It seems unlikely.
The Washington Post reported that the Supreme Court will continue to prohibit televising of Supreme Court hearings despite public desire. Justice Alito, who before taking the bench argued for having hearings televised, has joined the court in a collective view to the contrary. Alito argued, “allowing the arguments to be televised would undermine their value to [the court] as a step in the decision making process”. He believes that attorney’s grandstanding would detract from the value of the hearings, emphasizing that the court does not want “access to the public to come at the expense of the decision making process.”
Justice Kagan addressed the pros and cons of this issue. She addressed how although there is a benefit to the public to see a governmental instrument working together to make thoughtful decisions, the functionality of the court trumps transparency. Justice Kagan explains how justices play devil’s advocate in order to reach sound decisions but these opposing arguments are not always indicative on their opinions on the issue. The justice fears that this could be taken out of context on camera and in the media. In short, the justices agreed that “good decision making would be damaged if there were cameras.” However, Justice Alito commented that the court, as a group, has not discussed this issue since she took the bench in 2010. For now, the public’s best insight to the process of the Supreme Court is still through their decisions.

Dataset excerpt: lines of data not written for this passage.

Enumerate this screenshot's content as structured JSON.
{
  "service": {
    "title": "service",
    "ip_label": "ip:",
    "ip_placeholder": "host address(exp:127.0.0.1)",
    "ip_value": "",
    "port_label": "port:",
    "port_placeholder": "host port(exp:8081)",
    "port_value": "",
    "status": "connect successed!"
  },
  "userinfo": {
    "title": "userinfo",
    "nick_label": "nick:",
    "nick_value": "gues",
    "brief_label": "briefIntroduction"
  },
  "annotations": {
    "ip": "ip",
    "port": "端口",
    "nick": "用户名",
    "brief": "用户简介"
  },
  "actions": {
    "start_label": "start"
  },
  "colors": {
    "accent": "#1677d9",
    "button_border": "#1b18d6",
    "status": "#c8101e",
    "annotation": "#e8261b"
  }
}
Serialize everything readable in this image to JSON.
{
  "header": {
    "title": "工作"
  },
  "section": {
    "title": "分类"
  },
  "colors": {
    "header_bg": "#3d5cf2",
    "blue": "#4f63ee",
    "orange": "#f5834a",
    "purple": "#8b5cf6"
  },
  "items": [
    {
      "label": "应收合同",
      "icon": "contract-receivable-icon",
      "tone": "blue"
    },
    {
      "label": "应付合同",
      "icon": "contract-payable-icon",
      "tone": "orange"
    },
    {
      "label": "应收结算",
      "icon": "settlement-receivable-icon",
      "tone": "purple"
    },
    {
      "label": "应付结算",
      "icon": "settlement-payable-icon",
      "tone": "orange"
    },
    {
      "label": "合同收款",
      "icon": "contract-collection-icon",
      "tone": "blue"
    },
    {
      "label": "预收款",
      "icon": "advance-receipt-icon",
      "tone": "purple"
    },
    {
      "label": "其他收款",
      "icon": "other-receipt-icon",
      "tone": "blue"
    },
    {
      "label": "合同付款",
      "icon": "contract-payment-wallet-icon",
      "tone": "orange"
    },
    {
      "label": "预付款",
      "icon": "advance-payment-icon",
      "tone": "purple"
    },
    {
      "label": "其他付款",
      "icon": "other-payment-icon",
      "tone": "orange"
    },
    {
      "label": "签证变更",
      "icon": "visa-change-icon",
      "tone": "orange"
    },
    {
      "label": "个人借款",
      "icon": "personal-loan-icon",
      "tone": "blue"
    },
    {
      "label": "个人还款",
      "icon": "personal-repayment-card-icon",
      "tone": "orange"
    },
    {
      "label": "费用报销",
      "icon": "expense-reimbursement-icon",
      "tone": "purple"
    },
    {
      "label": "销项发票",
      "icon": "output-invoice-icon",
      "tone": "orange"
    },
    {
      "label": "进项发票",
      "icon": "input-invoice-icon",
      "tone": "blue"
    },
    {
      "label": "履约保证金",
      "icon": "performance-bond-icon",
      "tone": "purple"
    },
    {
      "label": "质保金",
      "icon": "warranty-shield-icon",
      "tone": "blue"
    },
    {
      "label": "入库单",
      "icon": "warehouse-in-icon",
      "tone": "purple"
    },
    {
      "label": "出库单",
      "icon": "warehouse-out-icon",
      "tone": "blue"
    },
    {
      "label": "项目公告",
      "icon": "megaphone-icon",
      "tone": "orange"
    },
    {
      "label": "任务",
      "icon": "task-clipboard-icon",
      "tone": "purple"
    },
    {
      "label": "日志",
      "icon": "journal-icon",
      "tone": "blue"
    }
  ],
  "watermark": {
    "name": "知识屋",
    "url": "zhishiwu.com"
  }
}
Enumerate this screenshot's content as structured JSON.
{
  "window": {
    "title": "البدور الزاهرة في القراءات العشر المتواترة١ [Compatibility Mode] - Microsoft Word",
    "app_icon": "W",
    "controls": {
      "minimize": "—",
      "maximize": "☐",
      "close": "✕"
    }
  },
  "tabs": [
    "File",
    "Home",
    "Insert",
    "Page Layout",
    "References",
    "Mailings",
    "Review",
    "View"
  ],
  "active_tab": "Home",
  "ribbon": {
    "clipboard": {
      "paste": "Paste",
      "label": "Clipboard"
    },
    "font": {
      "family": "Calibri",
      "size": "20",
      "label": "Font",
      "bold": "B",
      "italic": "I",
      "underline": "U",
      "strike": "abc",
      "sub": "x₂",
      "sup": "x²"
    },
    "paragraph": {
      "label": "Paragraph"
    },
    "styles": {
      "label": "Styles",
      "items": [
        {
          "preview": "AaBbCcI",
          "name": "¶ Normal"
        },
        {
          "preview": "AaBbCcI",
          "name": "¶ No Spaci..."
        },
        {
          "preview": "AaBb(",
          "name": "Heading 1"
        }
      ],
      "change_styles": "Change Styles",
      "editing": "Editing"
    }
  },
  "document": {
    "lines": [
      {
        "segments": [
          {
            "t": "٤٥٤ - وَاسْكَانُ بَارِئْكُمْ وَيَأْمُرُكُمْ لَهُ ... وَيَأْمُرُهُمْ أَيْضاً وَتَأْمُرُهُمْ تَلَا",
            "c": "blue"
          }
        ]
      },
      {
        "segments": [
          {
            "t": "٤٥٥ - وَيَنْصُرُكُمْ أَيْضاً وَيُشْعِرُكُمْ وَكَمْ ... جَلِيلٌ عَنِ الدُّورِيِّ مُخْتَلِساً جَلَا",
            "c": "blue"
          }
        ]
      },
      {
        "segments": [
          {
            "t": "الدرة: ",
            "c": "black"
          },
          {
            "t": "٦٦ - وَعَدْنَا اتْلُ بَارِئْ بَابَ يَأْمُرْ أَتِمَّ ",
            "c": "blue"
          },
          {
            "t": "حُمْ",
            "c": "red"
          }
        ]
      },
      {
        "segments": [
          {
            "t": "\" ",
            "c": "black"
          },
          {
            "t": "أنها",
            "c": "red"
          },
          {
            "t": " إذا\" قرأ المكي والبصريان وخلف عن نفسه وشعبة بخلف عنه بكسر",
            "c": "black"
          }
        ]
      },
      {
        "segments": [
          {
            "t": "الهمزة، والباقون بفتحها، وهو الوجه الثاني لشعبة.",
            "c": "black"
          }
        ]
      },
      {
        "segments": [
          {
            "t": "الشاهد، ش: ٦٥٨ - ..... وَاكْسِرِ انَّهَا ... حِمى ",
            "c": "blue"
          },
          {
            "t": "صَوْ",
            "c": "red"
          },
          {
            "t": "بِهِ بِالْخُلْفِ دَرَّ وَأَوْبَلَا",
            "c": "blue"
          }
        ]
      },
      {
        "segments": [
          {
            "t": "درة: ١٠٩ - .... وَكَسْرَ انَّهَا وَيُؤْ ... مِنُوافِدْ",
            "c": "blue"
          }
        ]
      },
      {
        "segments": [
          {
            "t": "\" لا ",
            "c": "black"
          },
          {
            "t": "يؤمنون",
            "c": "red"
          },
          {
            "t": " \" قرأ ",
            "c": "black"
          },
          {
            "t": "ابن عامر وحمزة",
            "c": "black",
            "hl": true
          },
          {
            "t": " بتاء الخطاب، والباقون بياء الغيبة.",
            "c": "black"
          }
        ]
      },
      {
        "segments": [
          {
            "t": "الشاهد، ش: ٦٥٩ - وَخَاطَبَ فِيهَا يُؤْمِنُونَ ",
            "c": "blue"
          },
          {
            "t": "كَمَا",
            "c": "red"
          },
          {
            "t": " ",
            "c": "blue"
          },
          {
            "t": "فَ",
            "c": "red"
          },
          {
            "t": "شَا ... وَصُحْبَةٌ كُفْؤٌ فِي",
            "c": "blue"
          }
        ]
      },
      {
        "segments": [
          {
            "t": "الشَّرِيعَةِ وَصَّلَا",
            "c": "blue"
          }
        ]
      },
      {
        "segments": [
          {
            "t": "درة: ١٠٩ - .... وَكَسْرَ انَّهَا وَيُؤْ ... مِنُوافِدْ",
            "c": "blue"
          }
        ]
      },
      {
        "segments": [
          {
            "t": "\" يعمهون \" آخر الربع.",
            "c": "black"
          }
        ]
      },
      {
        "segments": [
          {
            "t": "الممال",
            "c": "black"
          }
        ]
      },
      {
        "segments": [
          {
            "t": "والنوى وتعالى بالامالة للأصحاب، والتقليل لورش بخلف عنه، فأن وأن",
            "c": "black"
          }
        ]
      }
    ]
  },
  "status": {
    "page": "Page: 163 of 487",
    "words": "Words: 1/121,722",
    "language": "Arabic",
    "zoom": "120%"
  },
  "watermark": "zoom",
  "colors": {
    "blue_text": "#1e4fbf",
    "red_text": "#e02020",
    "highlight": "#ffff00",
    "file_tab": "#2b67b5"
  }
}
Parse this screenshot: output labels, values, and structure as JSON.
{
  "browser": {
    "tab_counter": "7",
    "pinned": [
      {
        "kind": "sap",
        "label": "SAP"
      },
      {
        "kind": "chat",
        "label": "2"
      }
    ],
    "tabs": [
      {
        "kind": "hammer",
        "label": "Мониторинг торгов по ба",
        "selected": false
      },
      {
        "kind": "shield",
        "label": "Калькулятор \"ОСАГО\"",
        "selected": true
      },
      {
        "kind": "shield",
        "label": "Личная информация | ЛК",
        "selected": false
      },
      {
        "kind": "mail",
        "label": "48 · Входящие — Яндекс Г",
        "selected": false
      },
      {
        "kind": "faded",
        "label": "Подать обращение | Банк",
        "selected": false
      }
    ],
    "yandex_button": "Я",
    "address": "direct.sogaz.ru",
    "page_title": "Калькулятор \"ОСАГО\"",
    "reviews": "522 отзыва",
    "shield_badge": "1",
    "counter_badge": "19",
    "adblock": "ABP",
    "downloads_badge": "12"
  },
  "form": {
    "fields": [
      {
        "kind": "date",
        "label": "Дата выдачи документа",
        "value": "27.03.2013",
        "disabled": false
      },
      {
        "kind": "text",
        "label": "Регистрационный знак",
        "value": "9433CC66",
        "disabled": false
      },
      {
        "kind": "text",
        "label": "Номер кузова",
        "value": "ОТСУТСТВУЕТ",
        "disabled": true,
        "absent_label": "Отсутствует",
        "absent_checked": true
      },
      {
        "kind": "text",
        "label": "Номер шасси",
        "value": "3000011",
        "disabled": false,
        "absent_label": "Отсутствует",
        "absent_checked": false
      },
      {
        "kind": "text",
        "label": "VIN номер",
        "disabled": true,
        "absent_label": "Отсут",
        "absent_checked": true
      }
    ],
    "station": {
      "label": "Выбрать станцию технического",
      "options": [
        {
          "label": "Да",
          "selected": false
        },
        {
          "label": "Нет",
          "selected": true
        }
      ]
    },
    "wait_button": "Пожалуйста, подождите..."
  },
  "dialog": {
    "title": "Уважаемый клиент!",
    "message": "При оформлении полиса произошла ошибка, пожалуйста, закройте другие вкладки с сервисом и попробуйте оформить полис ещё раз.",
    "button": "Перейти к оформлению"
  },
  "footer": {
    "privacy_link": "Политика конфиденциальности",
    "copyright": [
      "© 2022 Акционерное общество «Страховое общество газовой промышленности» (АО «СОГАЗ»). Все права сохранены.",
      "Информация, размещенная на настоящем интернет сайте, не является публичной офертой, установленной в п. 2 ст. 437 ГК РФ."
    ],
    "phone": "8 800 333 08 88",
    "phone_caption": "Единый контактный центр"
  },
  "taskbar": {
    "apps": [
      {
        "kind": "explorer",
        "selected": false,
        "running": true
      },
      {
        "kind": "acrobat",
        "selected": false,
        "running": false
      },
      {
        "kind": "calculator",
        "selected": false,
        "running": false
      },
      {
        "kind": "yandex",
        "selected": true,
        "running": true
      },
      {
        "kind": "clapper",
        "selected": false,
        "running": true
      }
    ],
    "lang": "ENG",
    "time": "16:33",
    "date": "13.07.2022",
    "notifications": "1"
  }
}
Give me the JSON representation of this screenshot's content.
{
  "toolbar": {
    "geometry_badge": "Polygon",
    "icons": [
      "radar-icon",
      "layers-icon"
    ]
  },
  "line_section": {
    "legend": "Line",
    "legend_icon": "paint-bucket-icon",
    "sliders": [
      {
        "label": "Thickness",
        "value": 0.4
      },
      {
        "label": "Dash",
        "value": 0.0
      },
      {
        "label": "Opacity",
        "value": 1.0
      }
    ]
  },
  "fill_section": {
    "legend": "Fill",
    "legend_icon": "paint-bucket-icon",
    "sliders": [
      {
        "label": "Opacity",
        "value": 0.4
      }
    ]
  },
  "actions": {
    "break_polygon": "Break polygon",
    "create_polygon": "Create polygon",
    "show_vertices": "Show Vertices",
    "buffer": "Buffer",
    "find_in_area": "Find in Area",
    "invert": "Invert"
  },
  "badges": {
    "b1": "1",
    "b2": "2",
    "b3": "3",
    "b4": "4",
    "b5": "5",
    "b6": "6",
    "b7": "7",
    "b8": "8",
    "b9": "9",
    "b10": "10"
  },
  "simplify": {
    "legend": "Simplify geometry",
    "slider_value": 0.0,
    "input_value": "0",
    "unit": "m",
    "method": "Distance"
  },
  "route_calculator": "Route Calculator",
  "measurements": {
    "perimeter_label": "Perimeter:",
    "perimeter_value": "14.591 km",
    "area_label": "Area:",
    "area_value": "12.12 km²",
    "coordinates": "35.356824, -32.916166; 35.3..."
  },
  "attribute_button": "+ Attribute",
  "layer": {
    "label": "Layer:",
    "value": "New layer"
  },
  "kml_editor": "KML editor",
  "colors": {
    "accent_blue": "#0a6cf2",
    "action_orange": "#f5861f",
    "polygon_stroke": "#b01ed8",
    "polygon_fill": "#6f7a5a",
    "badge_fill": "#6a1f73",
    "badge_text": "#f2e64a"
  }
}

Read the full article by Robert Barnes below:
Watch the full clip of Justices Alito and Kagan discussing this on C-SPAN below: